The data:
==========
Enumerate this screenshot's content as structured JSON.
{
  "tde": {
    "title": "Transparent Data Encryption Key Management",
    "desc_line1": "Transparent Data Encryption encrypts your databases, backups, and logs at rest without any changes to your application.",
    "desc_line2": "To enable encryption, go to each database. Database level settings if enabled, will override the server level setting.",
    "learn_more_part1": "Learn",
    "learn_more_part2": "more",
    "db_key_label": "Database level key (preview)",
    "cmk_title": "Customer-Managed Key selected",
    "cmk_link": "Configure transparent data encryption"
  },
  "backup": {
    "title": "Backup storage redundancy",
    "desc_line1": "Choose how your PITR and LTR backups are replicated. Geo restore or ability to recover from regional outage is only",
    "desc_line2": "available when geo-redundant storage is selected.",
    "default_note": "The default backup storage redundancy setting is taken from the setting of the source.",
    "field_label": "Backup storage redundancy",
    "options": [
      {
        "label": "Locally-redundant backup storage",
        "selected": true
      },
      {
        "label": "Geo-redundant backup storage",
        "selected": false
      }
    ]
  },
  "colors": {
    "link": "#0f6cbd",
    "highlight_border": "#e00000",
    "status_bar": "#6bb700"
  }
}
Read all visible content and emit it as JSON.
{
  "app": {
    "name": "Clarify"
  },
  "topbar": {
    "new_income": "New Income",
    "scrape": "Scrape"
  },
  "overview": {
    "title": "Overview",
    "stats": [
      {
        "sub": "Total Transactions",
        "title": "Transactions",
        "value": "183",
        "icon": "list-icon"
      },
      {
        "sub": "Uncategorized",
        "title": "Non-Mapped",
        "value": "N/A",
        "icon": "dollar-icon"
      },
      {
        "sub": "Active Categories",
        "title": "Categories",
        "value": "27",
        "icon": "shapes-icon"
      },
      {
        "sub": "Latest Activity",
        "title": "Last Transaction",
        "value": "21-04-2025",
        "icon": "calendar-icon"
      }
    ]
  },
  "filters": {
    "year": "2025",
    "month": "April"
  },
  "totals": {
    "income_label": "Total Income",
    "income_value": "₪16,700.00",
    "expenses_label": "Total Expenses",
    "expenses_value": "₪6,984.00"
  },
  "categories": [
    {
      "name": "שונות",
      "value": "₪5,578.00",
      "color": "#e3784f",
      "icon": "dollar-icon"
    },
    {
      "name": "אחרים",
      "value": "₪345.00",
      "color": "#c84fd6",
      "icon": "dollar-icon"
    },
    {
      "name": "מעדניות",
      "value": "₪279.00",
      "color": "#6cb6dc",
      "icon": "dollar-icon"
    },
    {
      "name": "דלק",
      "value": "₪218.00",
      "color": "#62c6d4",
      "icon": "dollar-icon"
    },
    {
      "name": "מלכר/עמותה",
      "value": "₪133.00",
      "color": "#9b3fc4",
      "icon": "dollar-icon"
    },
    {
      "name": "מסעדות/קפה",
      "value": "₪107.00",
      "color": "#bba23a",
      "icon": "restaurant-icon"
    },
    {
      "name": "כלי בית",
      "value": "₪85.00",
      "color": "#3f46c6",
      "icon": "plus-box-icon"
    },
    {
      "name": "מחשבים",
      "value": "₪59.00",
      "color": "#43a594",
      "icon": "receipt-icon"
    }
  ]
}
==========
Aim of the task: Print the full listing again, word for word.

Answer:
Enumerate this screenshot's content as structured JSON.
{
  "tde": {
    "title": "Transparent Data Encryption Key Management",
    "desc_line1": "Transparent Data Encryption encrypts your databases, backups, and logs at rest without any changes to your application.",
    "desc_line2": "To enable encryption, go to each database. Database level settings if enabled, will override the server level setting.",
    "learn_more_part1": "Learn",
    "learn_more_part2": "more",
    "db_key_label": "Database level key (preview)",
    "cmk_title": "Customer-Managed Key selected",
    "cmk_link": "Configure transparent data encryption"
  },
  "backup": {
    "title": "Backup storage redundancy",
    "desc_line1": "Choose how your PITR and LTR backups are replicated. Geo restore or ability to recover from regional outage is only",
    "desc_line2": "available when geo-redundant storage is selected.",
    "default_note": "The default backup storage redundancy setting is taken from the setting of the source.",
    "field_label": "Backup storage redundancy",
    "options": [
      {
        "label": "Locally-redundant backup storage",
        "selected": true
      },
      {
        "label": "Geo-redundant backup storage",
        "selected": false
      }
    ]
  },
  "colors": {
    "link": "#0f6cbd",
    "highlight_border": "#e00000",
    "status_bar": "#6bb700"
  }
}
Read all visible content and emit it as JSON.
{
  "app": {
    "name": "Clarify"
  },
  "topbar": {
    "new_income": "New Income",
    "scrape": "Scrape"
  },
  "overview": {
    "title": "Overview",
    "stats": [
      {
        "sub": "Total Transactions",
        "title": "Transactions",
        "value": "183",
        "icon": "list-icon"
      },
      {
        "sub": "Uncategorized",
        "title": "Non-Mapped",
        "value": "N/A",
        "icon": "dollar-icon"
      },
      {
        "sub": "Active Categories",
        "title": "Categories",
        "value": "27",
        "icon": "shapes-icon"
      },
      {
        "sub": "Latest Activity",
        "title": "Last Transaction",
        "value": "21-04-2025",
        "icon": "calendar-icon"
      }
    ]
  },
  "filters": {
    "year": "2025",
    "month": "April"
  },
  "totals": {
    "income_label": "Total Income",
    "income_value": "₪16,700.00",
    "expenses_label": "Total Expenses",
    "expenses_value": "₪6,984.00"
  },
  "categories": [
    {
      "name": "שונות",
      "value": "₪5,578.00",
      "color": "#e3784f",
      "icon": "dollar-icon"
    },
    {
      "name": "אחרים",
      "value": "₪345.00",
      "color": "#c84fd6",
      "icon": "dollar-icon"
    },
    {
      "name": "מעדניות",
      "value": "₪279.00",
      "color": "#6cb6dc",
      "icon": "dollar-icon"
    },
    {
      "name": "דלק",
      "value": "₪218.00",
      "color": "#62c6d4",
      "icon": "dollar-icon"
    },
    {
      "name": "מלכר/עמותה",
      "value": "₪133.00",
      "color": "#9b3fc4",
      "icon": "dollar-icon"
    },
    {
      "name": "מסעדות/קפה",
      "value": "₪107.00",
      "color": "#bba23a",
      "icon": "restaurant-icon"
    },
    {
      "name": "כלי בית",
      "value": "₪85.00",
      "color": "#3f46c6",
      "icon": "plus-box-icon"
    },
    {
      "name": "מחשבים",
      "value": "₪59.00",
      "color": "#43a594",
      "icon": "receipt-icon"
    }
  ]
}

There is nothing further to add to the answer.